A surprise hit
The location had significant meaning to performance fans as it was a place where many prototype muscle cars were tested out during the 1950s and 1960s, Detroit automakers looking for feedback from the young drivers expected to buy their latest products.
Organizers optimistically expected a turnout of perhaps a few hundred vehicles for the first Cruise, with an estimated 30,000 to 40,000 fans lining Woodward. Instead, thousands of muscle cars and hot rods joined the procession, with an estimated 250,000 watching from the sidelines.
The Dream Cruise rapidly grew, with up to 60,000 classic cars running the long route during most years, and anywhere from 1 million to 2 million fans coming out for a look. Participants reportedly came in from around the world, one telling TheDetroitBureau.com he shipped in his vehicle from Australia for the annual, one-day run.
A victim of COVID
The Dream Cruise defied storms and even a major regional power blackout that shut down the gas pumps needed to fill thirsty vehicles like the Pontiac GTOs and Ford Mustangs that spent the day cruising up the boulevard.

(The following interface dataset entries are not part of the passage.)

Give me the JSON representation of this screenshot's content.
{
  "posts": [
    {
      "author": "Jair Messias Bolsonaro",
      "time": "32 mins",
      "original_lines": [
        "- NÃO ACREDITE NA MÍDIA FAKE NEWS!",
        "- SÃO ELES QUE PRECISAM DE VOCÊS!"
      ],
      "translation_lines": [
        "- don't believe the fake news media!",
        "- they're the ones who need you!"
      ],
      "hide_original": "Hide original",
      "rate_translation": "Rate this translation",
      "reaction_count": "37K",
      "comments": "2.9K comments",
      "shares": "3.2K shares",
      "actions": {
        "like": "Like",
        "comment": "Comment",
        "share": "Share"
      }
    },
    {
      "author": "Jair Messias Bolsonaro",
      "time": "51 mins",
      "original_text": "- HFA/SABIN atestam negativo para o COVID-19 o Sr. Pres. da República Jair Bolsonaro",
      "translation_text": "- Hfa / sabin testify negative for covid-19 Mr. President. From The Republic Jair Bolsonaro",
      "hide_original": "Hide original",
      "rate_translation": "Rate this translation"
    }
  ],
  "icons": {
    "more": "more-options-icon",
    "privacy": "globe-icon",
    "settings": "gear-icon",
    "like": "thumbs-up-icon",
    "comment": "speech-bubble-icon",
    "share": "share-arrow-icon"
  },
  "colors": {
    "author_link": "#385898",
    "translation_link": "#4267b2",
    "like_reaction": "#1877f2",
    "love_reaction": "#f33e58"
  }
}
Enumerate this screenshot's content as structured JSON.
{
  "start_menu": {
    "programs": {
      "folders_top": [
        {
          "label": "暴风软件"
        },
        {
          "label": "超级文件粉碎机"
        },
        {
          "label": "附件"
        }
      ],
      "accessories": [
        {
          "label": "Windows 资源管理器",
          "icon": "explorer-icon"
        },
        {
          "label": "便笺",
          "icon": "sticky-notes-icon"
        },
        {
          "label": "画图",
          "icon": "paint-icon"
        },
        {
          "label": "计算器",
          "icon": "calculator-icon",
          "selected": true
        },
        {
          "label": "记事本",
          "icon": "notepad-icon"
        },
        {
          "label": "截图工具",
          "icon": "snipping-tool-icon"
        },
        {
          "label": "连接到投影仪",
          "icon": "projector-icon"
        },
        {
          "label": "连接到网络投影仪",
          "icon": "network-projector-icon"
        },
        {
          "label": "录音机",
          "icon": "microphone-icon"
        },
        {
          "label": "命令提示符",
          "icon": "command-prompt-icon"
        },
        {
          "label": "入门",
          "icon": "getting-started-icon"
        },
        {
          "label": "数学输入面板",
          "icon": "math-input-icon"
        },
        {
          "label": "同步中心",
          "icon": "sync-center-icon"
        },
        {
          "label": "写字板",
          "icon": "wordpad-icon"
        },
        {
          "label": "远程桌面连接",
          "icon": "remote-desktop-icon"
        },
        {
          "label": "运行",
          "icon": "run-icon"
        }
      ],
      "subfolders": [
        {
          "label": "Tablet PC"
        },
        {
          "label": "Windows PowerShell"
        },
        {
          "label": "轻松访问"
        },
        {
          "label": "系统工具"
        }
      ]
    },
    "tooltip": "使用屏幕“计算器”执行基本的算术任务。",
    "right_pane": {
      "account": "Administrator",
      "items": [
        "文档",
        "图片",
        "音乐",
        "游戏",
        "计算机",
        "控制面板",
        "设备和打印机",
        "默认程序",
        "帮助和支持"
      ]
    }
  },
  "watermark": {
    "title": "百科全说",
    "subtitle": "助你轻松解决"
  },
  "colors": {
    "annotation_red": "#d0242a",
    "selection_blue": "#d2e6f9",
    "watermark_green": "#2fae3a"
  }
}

But it was effectively taken down by the COVID pandemic. Yet, while organizers canceled formal festivities with the nation in lockdown, thousands of owners still turned out to cruise on Woodward Avenue last August, with many fans still sitting along the roadside wearing masks.
Not everyone was upset by the turn of events, many fans glad to see a more populist approach to the gathering, with fewer of the corporate-sponsored displays that had become common in the years before the pandemic.
Ford is the first manufacturer to confirm a return as sponsor for the 2021 Woodward Dream Cruise on Saturday, Aug. 21, A linked event, a street racing event dubbed “Roadkill Nights,” will take over a stretch of pavement on the north end of Woodward Avenue for the whole weekend. It remains uncertain how many other automakers and other sponsors will be back. But, with the pandemic waning, social media posts suggest far more people will be back out this year, whether cruising or watching.